inadequate supervision — not meeting your agreed-on
schedules or other duties with supervisees, for example.
Supervisory incompetence also includes harmful supervision,
which may include sexual boundary violations or poor or
otherwise erroneous feedback on performance, for example,
the document states.
A major point in the guidelines is that supervision should be
viewed as a unique set of skills, independent of therapy skills or
for that matter other seemingly related skills, such as consulting,
teaching, therapy, management, administrative supervision
and case management, says task force member Michael V. Ellis,
PhD, who is division director of counseling psychology at the
University at Albany in New York.

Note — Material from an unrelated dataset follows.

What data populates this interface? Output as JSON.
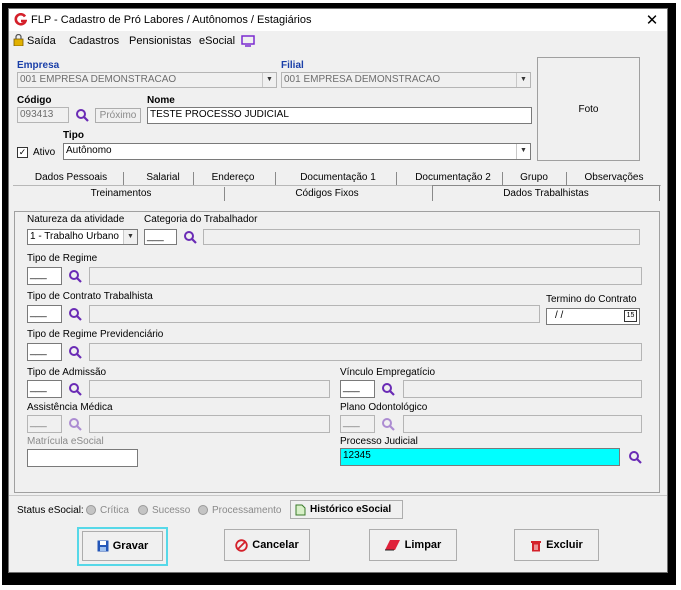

“There has been very little recognition that supervision
really is a discipline in and of itself that requires discrete skills,
knowledge and attitudes,” says Ellis, who has studied supervision
for some 30 years. “A lot of people who are practicing clinical
supervisors are untrained or unknowledgeable, and that’s where
a lot of harmful or inadequate supervision is coming from.”
The guidelines also discuss research that provides clues about
what constitutes good supervision and which areas need further
As with therapy, a main issue is the quality of the
supervisory relationship. For Ellis, that includes more than an
agreement on goals and tasks, or the emotional bond, which
are commonly studied variables. It also incorporates safety and
trust issues, for example.
“If supervisees can’t come in and talk to us about the places
they’re messing up, then how will they learn to be effective as
opposed to doing something inept or harmful?” he says.
To this end, good supervision also entails giving consistent,
high-quality feedback, adds task force member and University
of Redlands professor Rod Goodyear, PhD, who with Janine M.
Bernard, PhD, wrote “Fundamentals of Clinical Supervision”
(Merrill), now in its fifth edition.
Good feedback is thorough, timely, honest and helpful, while
poor feedback ranges from vague and unclear to blindsiding
(for example, a student who thought she was doing well
discovers that her supervisor thinks she has important deficits).
Getting accurate feedback is intimately connected to the ethical
issue of gatekeeping, or keeping poor students from continuing
on if there’s concern they might harm clients.
“Gatekeeping — rarely easy for supervisors anyway — is
made all the more difficult when supervisors feel vulnerable to
The APA Continuing Education Committee is now accepting
half- and full-day workshop proposals for the 2015 APA
Convention that represent the lifelong learning needs of
psychologists. Workshops are offered on a range of topics
(ethics, assessment, geriatrics, psychopharmacology, and
trauma, among many others). Submit a continuing education
(CE) workshop proposal and share your expertise with
colleagues at this event.
As a presenter, you have the opportunity to:
• Share your knowledge with fellow psychologists from
around the world
• Broaden your professional network
• Attend one complimentary CE workshop
• Receive an honorarium of $175 per instructional
hour per workshop
TORONTO, ONTARIO, CANADA AUGUST 6–9, 2015
123RD ANNUAL CONVENTION OF THE AMERICAN PSYCHOLOGICAL ASSOCIATION
CALL FOR CONTINUING EDUCATION (CE) WORKSHOP PROPOSALS
Submit a proposal online at
(All proposals must be submitted
online; no exceptions)
Monday, November 10, 2014
Marcia E. Segura
email: firstname.lastname@example.org ALL TOPICS WELCOME